Most buyers will likely opt for the SLE-2 or SLT-1. The former includes a programmable power rear liftgate, heated front seats, fog lights, power driver seat, remote engine start, and second-row bucket seats, which replace the standard three-across bench. Note that you can order the bench for no extra charge. The SLT-1 adds leather upholstery, power front-passenger seat, Bose-brand audio system, blind-spot alert, rear cross-traffic alert, rear-obstacle detection, and an 8-inch dashboard touchscreen for IntelliLink, which replaces lesser models’ 7-inch unit.

SLT-2 buyers get 20-inch wheels (up from the SLT-1’s standard 18s), driver-seat memory, heated outboard second-row seats, low-speed front automatic braking, automatic high-beam headlights, front-obstacle alert with pedestrian detection, forward-collision alert, and automatic steering to keep you in your lane. The range-topping Denali gets unique exterior styling with polished wheels, bright roof rails, and xenon headlights, a hands-free power liftgate, ventilated front seats, and a heated power tilt/telescopic steering wheel.

Prices

With a base-price range of $29,995-$45,845 – and AWD adding $2,000-$2,395, depending on model – the ’17 Acadia is priced with the midsize-crossover mainstream, despite having a bearing that approaches premium-class territory.

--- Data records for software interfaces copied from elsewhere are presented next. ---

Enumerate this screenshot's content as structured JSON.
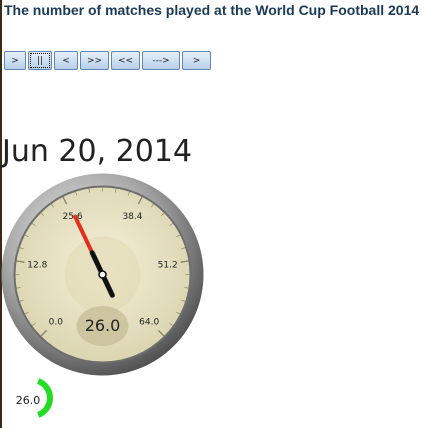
{
  "title": "The number of matches played at the World Cup Football 2014",
  "controls": [
    {
      "name": "play-button",
      "label": ">"
    },
    {
      "name": "pause-button",
      "label": "||",
      "pressed": true
    },
    {
      "name": "step-back-button",
      "label": "<"
    },
    {
      "name": "fast-forward-button",
      "label": ">>"
    },
    {
      "name": "rewind-button",
      "label": "<<"
    },
    {
      "name": "loop-button",
      "label": "--->"
    },
    {
      "name": "step-forward-button",
      "label": ">"
    }
  ],
  "date": "Jun 20, 2014",
  "gauge": {
    "min": 0.0,
    "max": 64.0,
    "value": 26.0,
    "value_label": "26.0",
    "ticks": [
      "0.0",
      "12.8",
      "25.6",
      "38.4",
      "51.2",
      "64.0"
    ],
    "needle_color": "#e53020",
    "face_color": "#ebe6c5"
  },
  "mini_gauge": {
    "value_label": "26.0",
    "arc_color": "#22dd22"
  }
}
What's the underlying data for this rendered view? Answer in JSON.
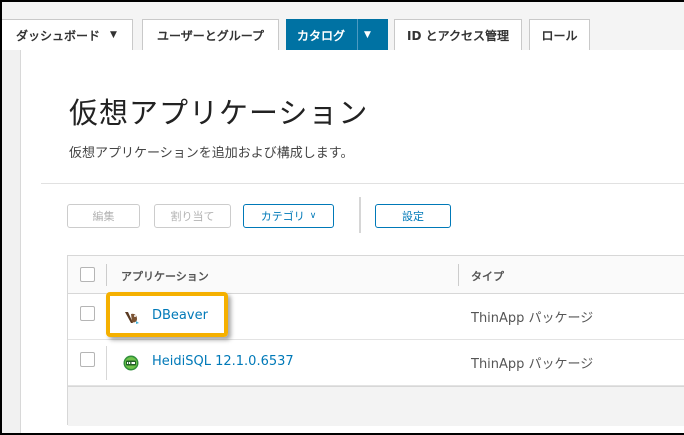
{
  "nav": {
    "tabs": [
      {
        "label": "ダッシュボード",
        "has_dropdown": true
      },
      {
        "label": "ユーザーとグループ",
        "has_dropdown": false
      },
      {
        "label": "カタログ",
        "has_dropdown": true,
        "active": true
      },
      {
        "label": "ID とアクセス管理",
        "has_dropdown": false
      },
      {
        "label": "ロール",
        "has_dropdown": false
      }
    ]
  },
  "page": {
    "title": "仮想アプリケーション",
    "subtitle": "仮想アプリケーションを追加および構成します。"
  },
  "toolbar": {
    "edit_label": "編集",
    "assign_label": "割り当て",
    "category_label": "カテゴリ",
    "settings_label": "設定"
  },
  "table": {
    "columns": [
      "アプリケーション",
      "タイプ"
    ],
    "rows": [
      {
        "name": "DBeaver",
        "type": "ThinApp パッケージ",
        "icon": "dbeaver-icon"
      },
      {
        "name": "HeidiSQL 12.1.0.6537",
        "type": "ThinApp パッケージ",
        "icon": "heidisql-icon"
      }
    ]
  },
  "colors": {
    "accent": "#0072a3",
    "link": "#0079b8",
    "highlight": "#f5b000"
  }
}
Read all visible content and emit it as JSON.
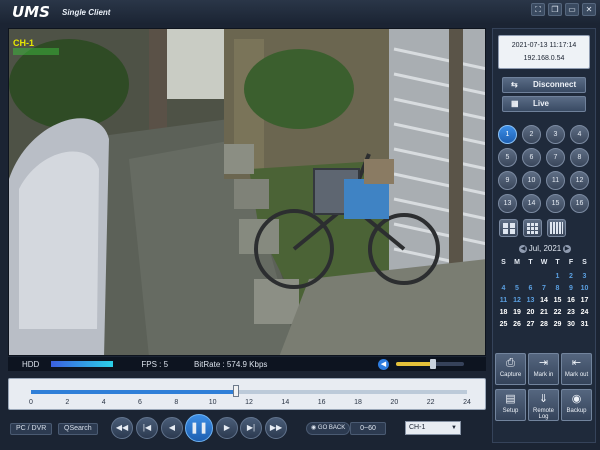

Base prices listed here are for front-wheel-drive models and include GMC’s $925 destination fee. The SL starts at $30,920, the SLE-1 at $34,300, and the SLE-2 at $36,920. The SLT-1 is priced from $40,200, the SLT-2 from $43,600, and the Denali from $46,770.

Any paint color other than white is $395-$995. Rear DVD entertainment is $1,995. The All Terrain Package is $2,045 on the AWD SLE-2 and $1,800 on the AWD SLT-1. The $790 Driver Alert Package I for the SLE-2 includes rear-obstacle detection, blind-spot alert, and rear cross-traffic alert. The SLE-2 can also be upgraded to the SLT’s 8-inch touchscreen for $920. In-dash navigation is $495 on the SLT-1 and SLT-2. Different 20-inch wheel designs are available for the SLE and SLT for $1,795-$2,295.

Fuel Economy

EPA fuel-ratings for the 2017 Acadia with front-wheel drive are 21/26/23 mpg city/highway/combined with the four-cylinder and 18/25/21 with the V-6. AWD versions rate 21/25/23 mpg with the four and 18/25/20 with the six. These figures are 3-4 mpg better than the outgoing Acadia but trail other V-6-powered three-row crossovers, such as the Nissan Pathfinder and Pilot. All Acadia models use regular-grade 87-octane fuel.

The four-cylinder includes an idle stop/start function that shuts off the engine at a stop and instantly restarts it when the driver releases their foot from the brake pedal. The V-6 has GM’s Active Fuel Management that shuts off three cylinders under cruising and light load conditions in order to save fuel.

Release Date

The redesigned 2017 GMC Acadia and holdover Acadia Limited went on sale in February 2016.

What’s next for the Acadia?

After its model-year 2007 launch, the first-generation Acadia went without a freshening until model-year 2013. We don’t think GM will wait as long to update the new Acadia, though any major changes probably won’t take place before model-year 2019 or 2020.

Competition

Ford Explorer, Honda Pilot, Hyundai Santa Fe, Kia Sorento, Mazda CX-9, Nissan Pathfinder, Toyota Highlander

About Chuck Giametta

This nationally recognized, award-winning writer brings to Carpreview.com two decades of automotive testing and reporting for newspapers, books, magazines, and the Internet. The former Executive Auto Editor of Consumer Guide, Chuck has covered cars for HowStuffWorks.com, Collectible Automobile magazine, and the Publications International Ltd. automotive book series. This ex-newspaper reporter has also appeared as an automotive expert on network television and radio. He’s a charter member of the Midwest Automotive Media Association, the president of the Rocky Mountain Automotive Media association, and a juror for the annual Active Lifestyle Vehicle of the Year awards. Chuck writes from Colorado Springs, Colo. If you have a question for Chuck, write to him at [email protected]